It comes as no surprise that presidential candidate Mitt Romney has promised to "repeal or replace" the Affordable Care Act, despite the fact that he was the architect of the Massachusetts state law upon which the ACA built its foundations. It is impossible to know if such a promise will come to fruition, especially before the election, but supporters of the law would be foolish not to take such a platform seriously. After all, the determination and money that drove the challenges to the minimum coverage provision and the Medicaid expansion seem to be, if anything, more energized after the NFIB decision. Even though the law's challengers failed to strike down the individual mandate, the five more conservative members of the Court adopted the novel constitutional arguments made against both the individual mandate and the Medicaid expansion, leaving plenty of room for future challenges.

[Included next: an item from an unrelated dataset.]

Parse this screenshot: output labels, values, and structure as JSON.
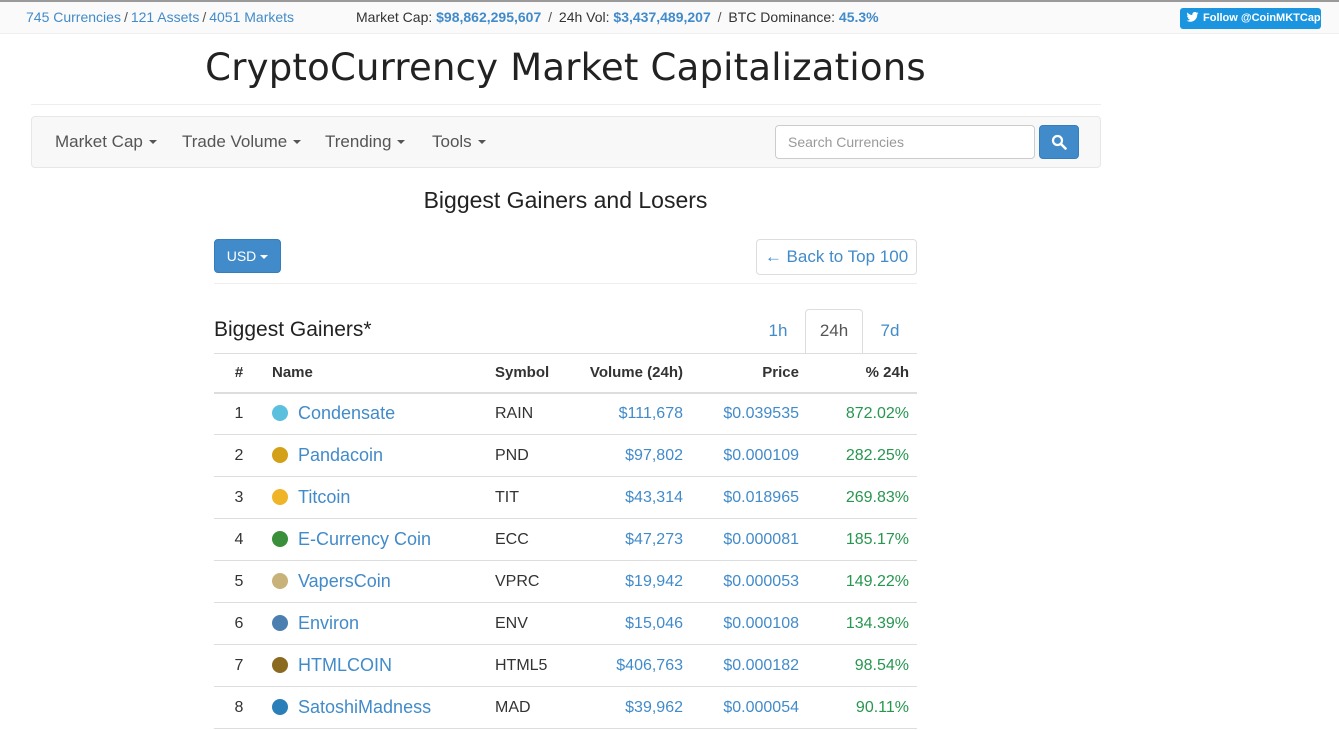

And, some of those challenges are already brewing, such as the maintenance of effort fight in Maine, the challenges to coverage of contraception with no copayment, and challenges to providing tax subsidies for private insurance through federally-run exchanges.